» YOUR INSTRUCTIONS: Filter this material down to the lines that hold "Android", copying each one.

» EXERCISE MATERIAL:
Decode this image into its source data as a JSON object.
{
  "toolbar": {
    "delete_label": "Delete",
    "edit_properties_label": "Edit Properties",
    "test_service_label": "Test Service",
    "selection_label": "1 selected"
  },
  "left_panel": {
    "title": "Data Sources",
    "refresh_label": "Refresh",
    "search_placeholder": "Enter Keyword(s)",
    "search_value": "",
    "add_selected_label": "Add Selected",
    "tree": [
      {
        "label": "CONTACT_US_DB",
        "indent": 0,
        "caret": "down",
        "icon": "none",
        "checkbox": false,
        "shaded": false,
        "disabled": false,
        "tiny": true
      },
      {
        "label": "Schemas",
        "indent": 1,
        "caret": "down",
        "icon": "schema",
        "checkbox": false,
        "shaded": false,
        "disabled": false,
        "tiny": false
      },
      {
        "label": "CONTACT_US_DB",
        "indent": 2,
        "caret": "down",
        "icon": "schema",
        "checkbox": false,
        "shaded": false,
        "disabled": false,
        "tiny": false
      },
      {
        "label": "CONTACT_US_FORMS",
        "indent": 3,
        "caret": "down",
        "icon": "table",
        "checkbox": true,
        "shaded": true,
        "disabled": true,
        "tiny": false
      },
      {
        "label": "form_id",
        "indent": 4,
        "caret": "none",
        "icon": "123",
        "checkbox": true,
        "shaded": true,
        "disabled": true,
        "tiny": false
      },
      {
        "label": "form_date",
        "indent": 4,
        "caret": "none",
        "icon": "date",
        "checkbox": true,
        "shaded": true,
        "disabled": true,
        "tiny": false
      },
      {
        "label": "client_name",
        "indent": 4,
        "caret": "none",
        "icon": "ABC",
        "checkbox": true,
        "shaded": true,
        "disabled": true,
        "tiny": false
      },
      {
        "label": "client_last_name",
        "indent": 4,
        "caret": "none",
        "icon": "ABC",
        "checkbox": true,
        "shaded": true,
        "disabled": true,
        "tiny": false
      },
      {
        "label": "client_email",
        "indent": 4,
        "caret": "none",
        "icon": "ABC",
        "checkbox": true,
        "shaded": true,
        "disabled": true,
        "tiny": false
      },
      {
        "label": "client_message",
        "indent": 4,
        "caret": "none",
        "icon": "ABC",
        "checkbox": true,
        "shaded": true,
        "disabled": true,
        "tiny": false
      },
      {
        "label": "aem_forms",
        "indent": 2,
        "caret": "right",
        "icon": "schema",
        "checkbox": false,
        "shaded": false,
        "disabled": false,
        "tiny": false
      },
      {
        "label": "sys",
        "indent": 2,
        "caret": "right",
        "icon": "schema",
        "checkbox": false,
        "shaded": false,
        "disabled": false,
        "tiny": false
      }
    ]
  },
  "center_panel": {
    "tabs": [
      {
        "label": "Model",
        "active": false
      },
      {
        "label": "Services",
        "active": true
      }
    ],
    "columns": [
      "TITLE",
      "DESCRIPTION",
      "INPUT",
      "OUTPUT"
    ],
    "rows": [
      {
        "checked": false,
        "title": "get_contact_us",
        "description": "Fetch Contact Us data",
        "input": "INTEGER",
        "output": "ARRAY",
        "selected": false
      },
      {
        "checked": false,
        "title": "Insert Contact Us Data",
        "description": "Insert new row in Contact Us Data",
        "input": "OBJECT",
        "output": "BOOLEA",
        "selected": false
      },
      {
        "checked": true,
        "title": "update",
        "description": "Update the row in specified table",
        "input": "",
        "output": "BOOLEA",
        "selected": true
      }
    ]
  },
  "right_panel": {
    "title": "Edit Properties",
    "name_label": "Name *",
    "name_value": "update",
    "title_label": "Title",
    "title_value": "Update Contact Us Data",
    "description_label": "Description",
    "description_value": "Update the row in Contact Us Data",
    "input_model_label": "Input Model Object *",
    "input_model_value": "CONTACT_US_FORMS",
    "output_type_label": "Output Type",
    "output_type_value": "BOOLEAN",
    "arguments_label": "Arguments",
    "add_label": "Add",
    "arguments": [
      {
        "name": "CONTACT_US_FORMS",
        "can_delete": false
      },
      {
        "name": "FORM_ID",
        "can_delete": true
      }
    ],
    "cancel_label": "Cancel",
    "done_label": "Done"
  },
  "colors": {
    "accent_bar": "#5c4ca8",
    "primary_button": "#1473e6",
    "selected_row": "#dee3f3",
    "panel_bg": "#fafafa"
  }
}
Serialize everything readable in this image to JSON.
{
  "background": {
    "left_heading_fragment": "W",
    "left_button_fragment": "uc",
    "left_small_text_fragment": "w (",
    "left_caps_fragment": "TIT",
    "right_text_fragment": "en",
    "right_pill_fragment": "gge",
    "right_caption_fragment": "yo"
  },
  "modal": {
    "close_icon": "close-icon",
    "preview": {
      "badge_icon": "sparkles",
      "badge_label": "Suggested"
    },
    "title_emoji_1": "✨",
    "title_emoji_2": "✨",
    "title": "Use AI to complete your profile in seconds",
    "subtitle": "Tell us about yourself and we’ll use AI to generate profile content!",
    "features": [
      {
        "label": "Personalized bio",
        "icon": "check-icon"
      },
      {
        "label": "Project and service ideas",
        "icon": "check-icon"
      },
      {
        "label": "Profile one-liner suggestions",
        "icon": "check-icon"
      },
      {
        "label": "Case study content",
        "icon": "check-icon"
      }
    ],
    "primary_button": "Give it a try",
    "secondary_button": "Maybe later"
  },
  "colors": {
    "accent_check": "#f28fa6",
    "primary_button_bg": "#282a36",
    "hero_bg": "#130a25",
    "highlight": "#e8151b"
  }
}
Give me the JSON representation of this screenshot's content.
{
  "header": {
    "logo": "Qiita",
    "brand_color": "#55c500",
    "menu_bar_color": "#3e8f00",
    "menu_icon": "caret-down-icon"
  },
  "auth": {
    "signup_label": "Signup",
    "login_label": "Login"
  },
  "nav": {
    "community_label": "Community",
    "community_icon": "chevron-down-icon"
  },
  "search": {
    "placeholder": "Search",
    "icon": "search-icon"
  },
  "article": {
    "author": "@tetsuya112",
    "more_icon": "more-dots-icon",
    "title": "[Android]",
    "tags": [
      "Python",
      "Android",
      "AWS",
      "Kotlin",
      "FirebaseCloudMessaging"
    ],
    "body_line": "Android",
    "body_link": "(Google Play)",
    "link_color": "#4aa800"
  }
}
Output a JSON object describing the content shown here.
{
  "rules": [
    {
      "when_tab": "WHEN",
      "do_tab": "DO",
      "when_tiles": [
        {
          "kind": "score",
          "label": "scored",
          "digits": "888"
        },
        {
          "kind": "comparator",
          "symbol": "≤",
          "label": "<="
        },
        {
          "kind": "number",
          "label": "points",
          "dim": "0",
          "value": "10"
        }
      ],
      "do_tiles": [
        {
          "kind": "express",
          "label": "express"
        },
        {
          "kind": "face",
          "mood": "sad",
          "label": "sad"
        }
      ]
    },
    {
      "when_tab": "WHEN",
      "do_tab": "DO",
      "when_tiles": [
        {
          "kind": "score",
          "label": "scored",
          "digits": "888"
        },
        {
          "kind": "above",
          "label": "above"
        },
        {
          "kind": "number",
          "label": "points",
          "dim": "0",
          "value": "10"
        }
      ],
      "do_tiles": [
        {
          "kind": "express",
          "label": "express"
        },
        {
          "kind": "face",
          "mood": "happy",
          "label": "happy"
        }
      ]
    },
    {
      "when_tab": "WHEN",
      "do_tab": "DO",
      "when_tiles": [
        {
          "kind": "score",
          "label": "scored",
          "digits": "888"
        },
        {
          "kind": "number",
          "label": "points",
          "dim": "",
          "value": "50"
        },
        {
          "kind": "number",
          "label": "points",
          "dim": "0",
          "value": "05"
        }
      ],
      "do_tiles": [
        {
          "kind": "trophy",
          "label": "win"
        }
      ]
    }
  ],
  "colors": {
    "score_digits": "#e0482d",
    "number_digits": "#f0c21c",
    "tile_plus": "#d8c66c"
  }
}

» WRITTEN ANSWER:
    "title": "[Android]",
      "Android",
    "body_line": "Android",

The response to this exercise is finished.